The impact of recent central bank actions has been particularly acute in the prices of sovereign debt. In last quarter’s letter, we presented a graphic showing the almost $8 trillion in global sovereign debt that traded at negative yields. As we wrote then: “That is correct – borrowers are paying to hold securities issued by Japan and fifteen European countries.” Well, the weird got weirder. Today, sovereign debt trading at negative yields tops $16.8 trillion dollars!
Grey Owl Capital Management – Equities: Modest Progress, Significant Downside Volatility
Despite central banks’ aggressive efforts, broad, global equity markets barely changed over the past eighteen months and experienced three meaningful downturns. The MSCI All Country World Index is down 0.2% over the period from January 1, 2015 through June 30, 2016.
From January 1, 2015 through June 30, 2016 the S&P 5002 returned 5% including dividends.
Similarly, from January 1, 2000 through June 30, 2016 the S&P 500 returned 72% including dividends and experienced two 50% multi-year drawdowns. Over sixteen and a half years, this is just 3.3% annualized.

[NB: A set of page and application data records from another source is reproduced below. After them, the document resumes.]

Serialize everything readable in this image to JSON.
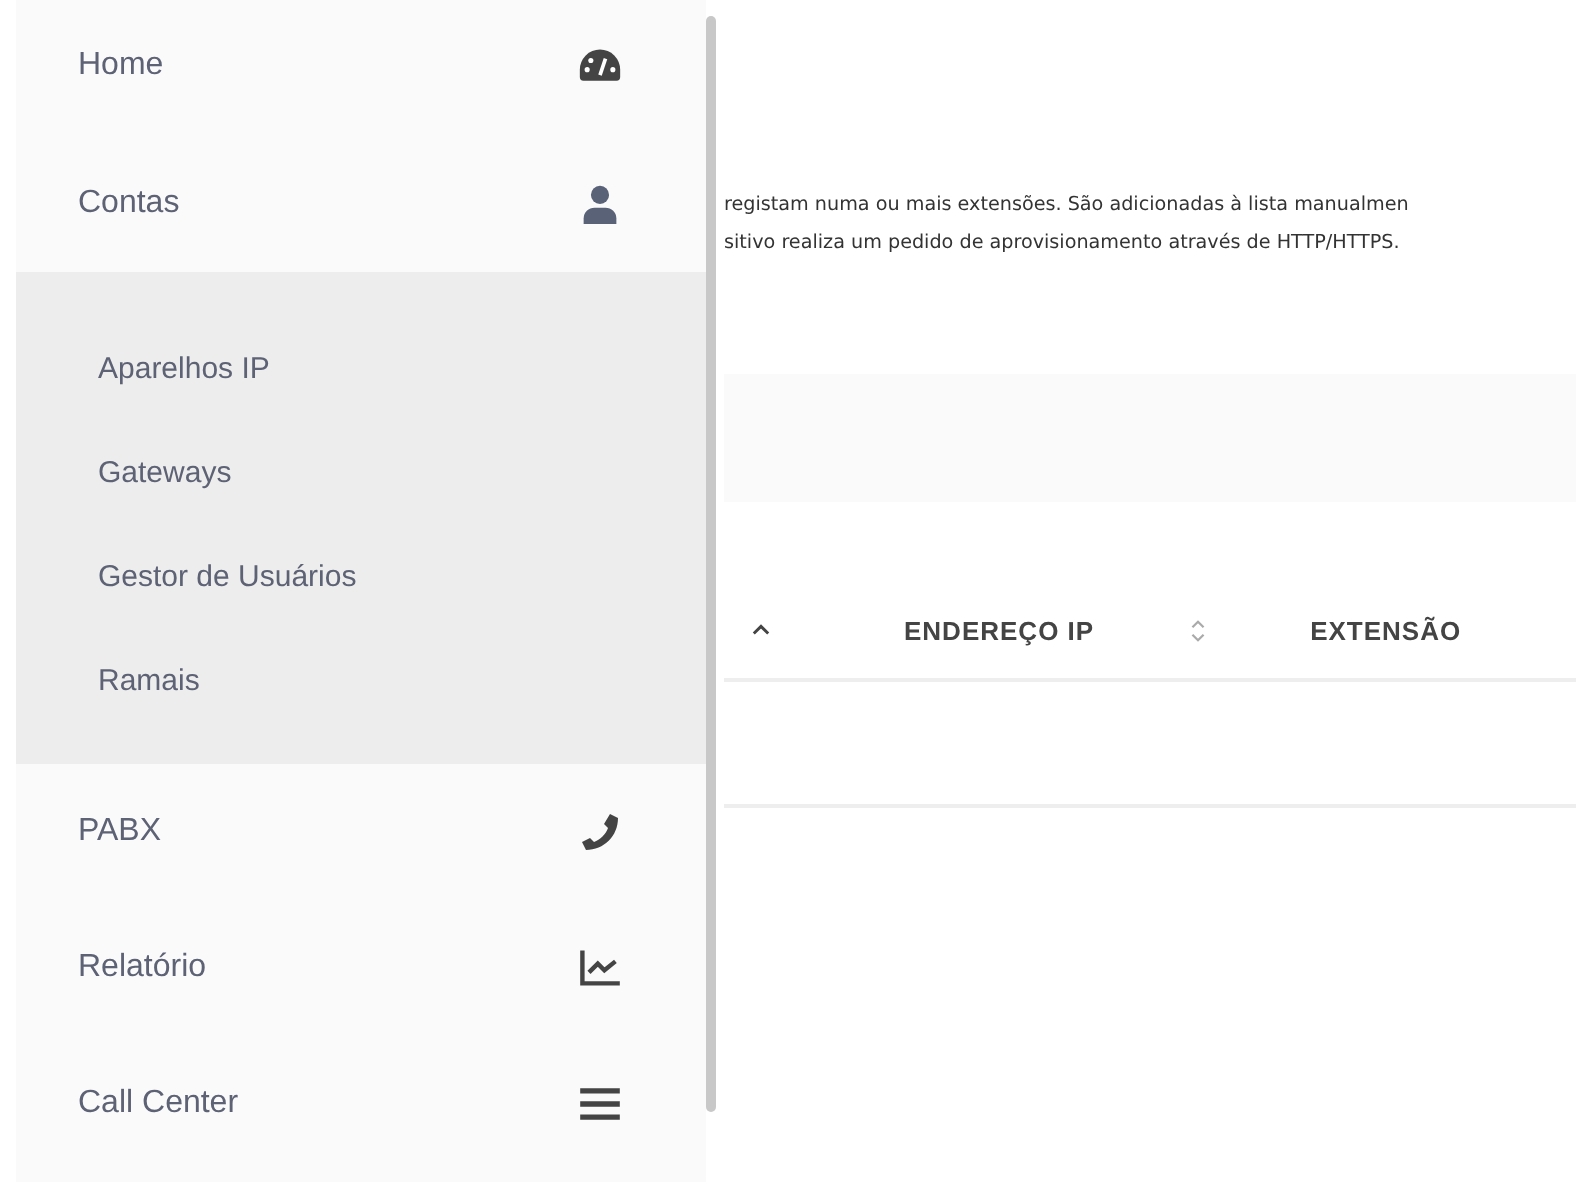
{
  "sidebar": {
    "items": [
      {
        "label": "Home",
        "kind": "gauge"
      },
      {
        "label": "Contas",
        "kind": "user",
        "expanded": true,
        "children": [
          {
            "label": "Aparelhos IP"
          },
          {
            "label": "Gateways"
          },
          {
            "label": "Gestor de Usuários"
          },
          {
            "label": "Ramais"
          }
        ]
      },
      {
        "label": "PABX",
        "kind": "phone"
      },
      {
        "label": "Relatório",
        "kind": "chart"
      },
      {
        "label": "Call Center",
        "kind": "bars"
      }
    ]
  },
  "description": [
    "registam numa ou mais extensões. São adicionadas à lista manualmen",
    "sitivo realiza um pedido de aprovisionamento através de HTTP/HTTPS."
  ],
  "table": {
    "columns": [
      {
        "label": "ENDEREÇO IP"
      },
      {
        "label": "EXTENSÃO"
      }
    ]
  }
}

US equity valuations remain at significantly elevated levels as the following chart, courtesy of Doug Short, highlights. A combination of four valuation measures shows the S&P 500 to be 68% above its historical average implying downside risk in order for markets to return to historical fair value.
Other valuation measures look worse. Ned Davis research publishes a chart depicting the historical price to sales (P/S) ratio of the median stock in the S&P 500 index. That P/S ratio for the median stock has never been higher.3 It currently stands at 2.22x and is over 2 standard deviations above the historical median P/S ratio. A correction to the historical median of 0.9 would mean almost 60% downside!
Unfortunately, investors buying risk assets at today’s elevated prices cannot point to improving economic and corporate fundamentals as rationale. Industrial production has been persistently slowing since the beginning of 2015.
Likewise, the consumer portion of the economy is weakening. Retail sales growth has been persistently slowing since peaking all the way back in 2011.
The corporate world looks similar. Corporate profit margins4 rose to their highest level on record in the fourth quarter of 2014. They have since deteriorated. Yet, profit margins remain well above their historical average, implying additional downside risk. Profit margins mean-revert because high profit margins lead to competition – that is capitalism in a nutshell.
Corporate sales growth has been slow for some time and recently began to turn negative. Decreasing sales and contracting profit margins have put pressure on earnings. S&P 500 earnings per share (EPS) have been lower year over year for the last four quarters. Lower earnings make it harder for stock prices to rise.
Investors have returned to risk seeking. Whether due to a lack of significant enough economic turmoil and corporate impairment, or simply because unprecedented (and dangerous) central bank behavior continues to induce yield chasing (for now), any investor panic remains short lived. One primary statistic we study to assess investor risk preference is credit spreads. Credit spreads have been narrowing for months now and recently flipped to narrower on a year over year basis. It is a blunt tool, but the signal is unambiguous.
Most trend-following statistics are equally bullish. Nonetheless, longer-term measures of investor risk aversion show diminishing breadth (increasing investor selectivity). As of the July 7, 2016 market high, Lowry’s reports